Every now and then, when the mystery of your past frustrated me, I turned my guesses into direct questions, hoping that if you could not speak then you could try at least to draw or mime. But you only smiled, and kissed me, and gave me other things to occupy my thoughts.
When the leaves had turned entirely yellow, my father announced his intention to host a tournament. It would be held just after Winterfest, and half the knights in Southern Lucea would be invited to attend: the barons Crawdank, De Lyre, Cheal, and Faxsly had already expressed their warmest interest. Several had sons or daughters of marriageable age.
I only half listened. You and I had gone out to the lake the night before, and my head was full of images of moonlight pooling over darkened water. We undressed beneath the stars. Hugging my nakedness, I curled a single toe and placed it in the water, then yelped and drew back from its icy bite. Had you not pushed me in I doubt I would have braved it.
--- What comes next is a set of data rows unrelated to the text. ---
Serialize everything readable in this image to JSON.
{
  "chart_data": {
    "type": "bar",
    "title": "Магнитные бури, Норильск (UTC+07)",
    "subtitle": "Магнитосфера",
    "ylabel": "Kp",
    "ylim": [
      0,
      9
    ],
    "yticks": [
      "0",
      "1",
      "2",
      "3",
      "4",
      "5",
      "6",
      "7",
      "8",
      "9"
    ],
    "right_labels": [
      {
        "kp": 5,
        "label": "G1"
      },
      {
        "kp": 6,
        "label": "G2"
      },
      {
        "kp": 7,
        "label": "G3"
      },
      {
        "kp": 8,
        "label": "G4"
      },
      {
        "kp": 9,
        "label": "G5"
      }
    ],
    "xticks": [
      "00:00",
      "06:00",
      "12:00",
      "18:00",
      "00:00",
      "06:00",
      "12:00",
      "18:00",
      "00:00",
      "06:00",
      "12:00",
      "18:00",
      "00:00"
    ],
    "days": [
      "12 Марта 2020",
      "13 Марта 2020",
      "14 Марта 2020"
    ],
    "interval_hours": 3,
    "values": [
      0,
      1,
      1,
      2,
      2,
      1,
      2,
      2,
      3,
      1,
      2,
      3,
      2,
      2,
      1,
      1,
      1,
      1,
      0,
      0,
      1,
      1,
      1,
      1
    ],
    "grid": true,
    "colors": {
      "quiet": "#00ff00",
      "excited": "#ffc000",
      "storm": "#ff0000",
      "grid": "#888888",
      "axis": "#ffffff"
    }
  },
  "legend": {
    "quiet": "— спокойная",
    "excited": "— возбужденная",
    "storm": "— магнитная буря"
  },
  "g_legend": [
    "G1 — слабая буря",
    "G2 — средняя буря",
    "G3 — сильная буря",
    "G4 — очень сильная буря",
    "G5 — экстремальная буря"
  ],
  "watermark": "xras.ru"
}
You were easy in the water, and I watched enviously as your limbs slid in and out of it, as you flicked your head with each broad stroke to keep your nose and mouth above the surface. You swam across to me and held me, hands wet and slippery on my arms. Your lips parted as you bent your mouth to mine . . .
“Claire?” My mother was looking at me as though I was sick.
“I’m sorry,” I said, putting down my knife and ignoring Garrick’s frown. “I was just trying to remember the name of Lord Faxsly’s eldest son—I’ve heard he’s quite the scholar.”
My parents shared a smile.
Winterfest drew nearer. Nights began to settle earlier, and what sun we did have hung in the corner of my eye and blinded me. Mist seeped into the mornings. The fires were fed perpetually. I began to swaddle myself in furs whenever I stepped outside and put sheep fat on my lips to keep them moist. When I passed you in the courtyard your hair was sugared with frost.
Tragedy struck in the last week of October: Letia tripped on the stairs down from my chamber and struck her head upon the stone. Her funeral was short. I said some words over the pyre and made sure her family was given enough food and gold to see them through several winters. Ivarus, the god of death, watched unhearing from the shrine. Just as the justice goddess is blind, the god of death is without ears, and cannot be begged or reasoned with.
We prepared for winter. You and I went hunting in the forest, where I managed, with a little luck, to bury an arrowhead in the warm neck of a deer. The blood had frozen by the time we hauled it to the castle, and my fingers were numb from the frost packed into the fur. We ate together for the first time. I watched, openly curious at first, then with acute embarrassment, as you swilled your stew around your mouth and trickled it gently down your throat to avoid choking on your shorn-off tongue.